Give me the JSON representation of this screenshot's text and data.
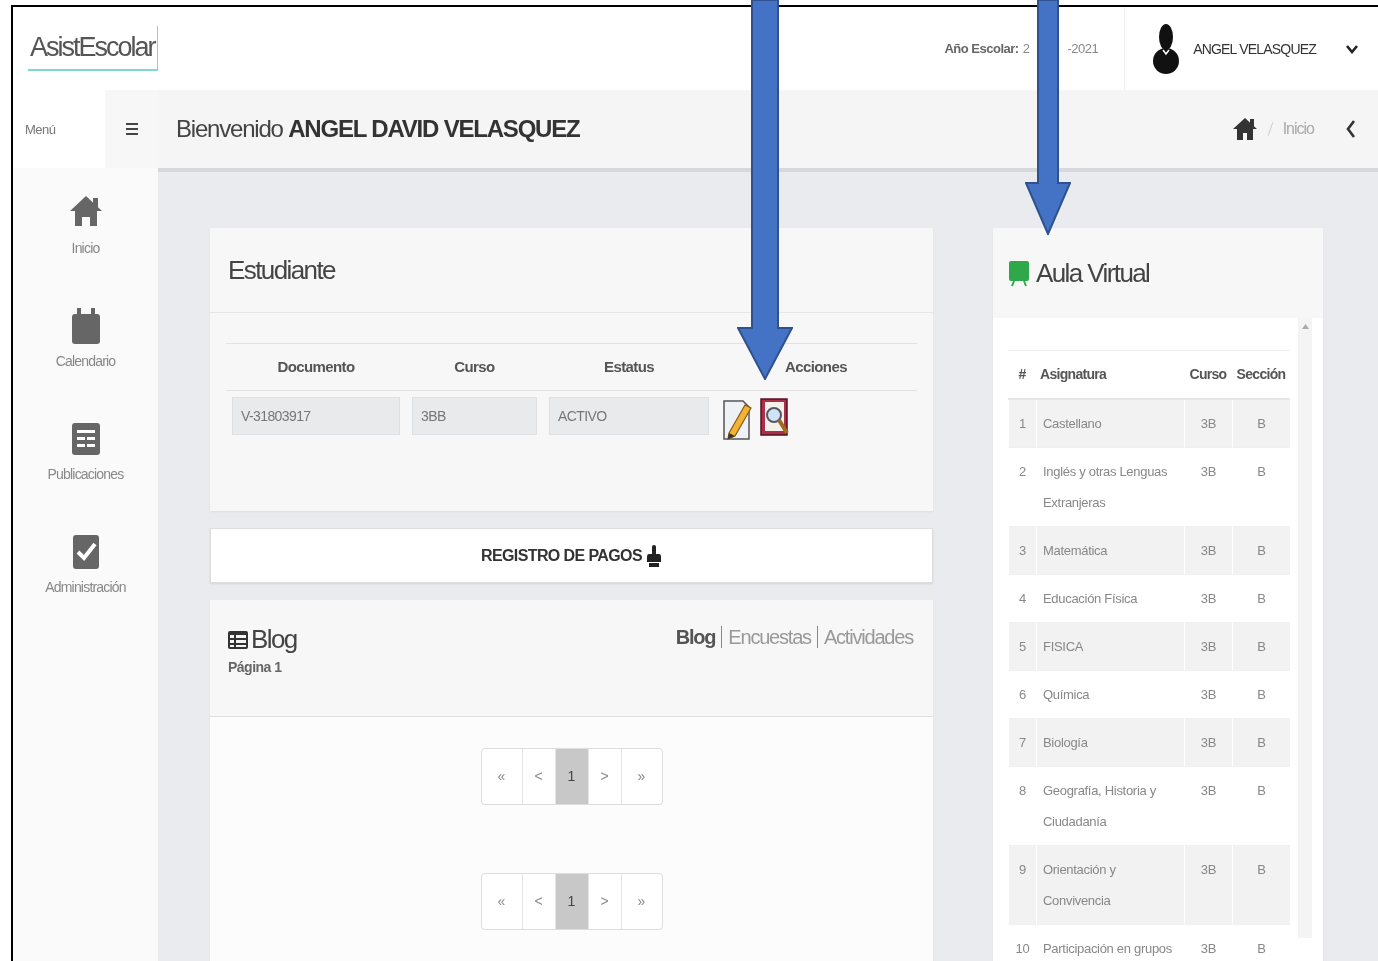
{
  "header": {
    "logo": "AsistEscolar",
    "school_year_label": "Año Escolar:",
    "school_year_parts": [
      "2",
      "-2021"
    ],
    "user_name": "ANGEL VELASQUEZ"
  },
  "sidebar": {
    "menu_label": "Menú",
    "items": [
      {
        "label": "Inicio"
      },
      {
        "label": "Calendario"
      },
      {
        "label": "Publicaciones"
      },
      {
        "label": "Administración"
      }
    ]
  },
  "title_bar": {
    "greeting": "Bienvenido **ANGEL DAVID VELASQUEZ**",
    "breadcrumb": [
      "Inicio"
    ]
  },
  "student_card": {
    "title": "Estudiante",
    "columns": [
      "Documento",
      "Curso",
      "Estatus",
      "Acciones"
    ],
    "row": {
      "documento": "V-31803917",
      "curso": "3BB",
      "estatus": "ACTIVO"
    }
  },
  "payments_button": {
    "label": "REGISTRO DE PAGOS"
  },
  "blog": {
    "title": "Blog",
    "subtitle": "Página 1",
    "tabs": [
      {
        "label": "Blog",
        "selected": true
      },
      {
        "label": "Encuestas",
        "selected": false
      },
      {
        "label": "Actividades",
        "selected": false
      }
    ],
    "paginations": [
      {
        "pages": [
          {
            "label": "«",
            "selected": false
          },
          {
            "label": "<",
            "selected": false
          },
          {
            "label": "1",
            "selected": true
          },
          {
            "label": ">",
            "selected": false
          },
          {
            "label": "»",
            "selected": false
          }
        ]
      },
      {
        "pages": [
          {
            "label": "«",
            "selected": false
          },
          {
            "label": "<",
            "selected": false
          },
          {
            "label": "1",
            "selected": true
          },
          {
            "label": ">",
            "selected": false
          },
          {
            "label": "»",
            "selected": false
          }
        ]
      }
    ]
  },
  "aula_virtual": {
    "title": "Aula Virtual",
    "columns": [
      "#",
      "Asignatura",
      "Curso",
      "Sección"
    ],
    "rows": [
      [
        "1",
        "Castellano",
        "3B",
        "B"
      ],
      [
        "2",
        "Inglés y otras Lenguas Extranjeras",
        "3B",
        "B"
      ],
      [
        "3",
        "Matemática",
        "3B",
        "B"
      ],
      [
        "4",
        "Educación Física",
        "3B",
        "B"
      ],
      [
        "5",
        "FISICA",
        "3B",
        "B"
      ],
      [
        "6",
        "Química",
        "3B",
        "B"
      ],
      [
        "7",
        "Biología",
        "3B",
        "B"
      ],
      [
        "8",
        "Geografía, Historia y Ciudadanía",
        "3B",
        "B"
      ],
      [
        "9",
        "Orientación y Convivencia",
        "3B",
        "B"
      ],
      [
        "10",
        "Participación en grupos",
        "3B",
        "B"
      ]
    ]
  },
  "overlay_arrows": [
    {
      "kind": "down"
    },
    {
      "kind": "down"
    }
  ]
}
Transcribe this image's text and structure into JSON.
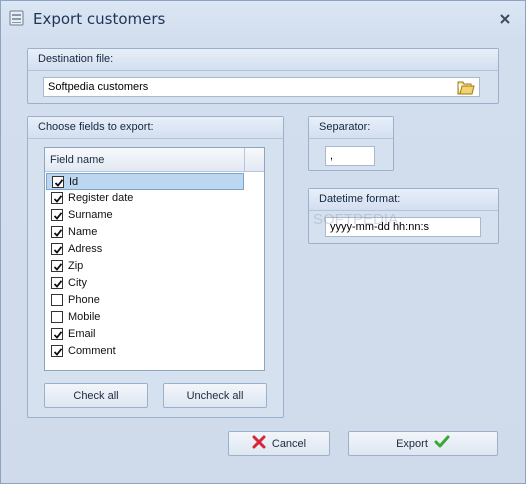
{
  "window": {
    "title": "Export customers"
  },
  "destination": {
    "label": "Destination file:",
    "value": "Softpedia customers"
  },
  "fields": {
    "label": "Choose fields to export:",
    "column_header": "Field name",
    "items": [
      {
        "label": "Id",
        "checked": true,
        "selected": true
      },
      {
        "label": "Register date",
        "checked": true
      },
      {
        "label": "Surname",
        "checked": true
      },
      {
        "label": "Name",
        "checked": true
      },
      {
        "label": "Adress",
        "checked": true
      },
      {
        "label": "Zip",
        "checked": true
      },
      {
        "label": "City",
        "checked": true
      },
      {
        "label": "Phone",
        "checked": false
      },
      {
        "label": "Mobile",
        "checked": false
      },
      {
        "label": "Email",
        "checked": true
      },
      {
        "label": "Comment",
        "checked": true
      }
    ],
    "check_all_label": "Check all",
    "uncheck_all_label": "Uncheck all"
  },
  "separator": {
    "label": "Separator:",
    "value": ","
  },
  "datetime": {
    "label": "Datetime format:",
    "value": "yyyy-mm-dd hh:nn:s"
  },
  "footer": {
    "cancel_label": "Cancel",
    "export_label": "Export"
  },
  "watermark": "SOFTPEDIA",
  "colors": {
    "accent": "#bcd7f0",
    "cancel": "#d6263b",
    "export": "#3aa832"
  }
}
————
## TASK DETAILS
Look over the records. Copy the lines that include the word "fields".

## EXERCISE OUTPUT
  "fields": {
    "label": "Choose fields to export:",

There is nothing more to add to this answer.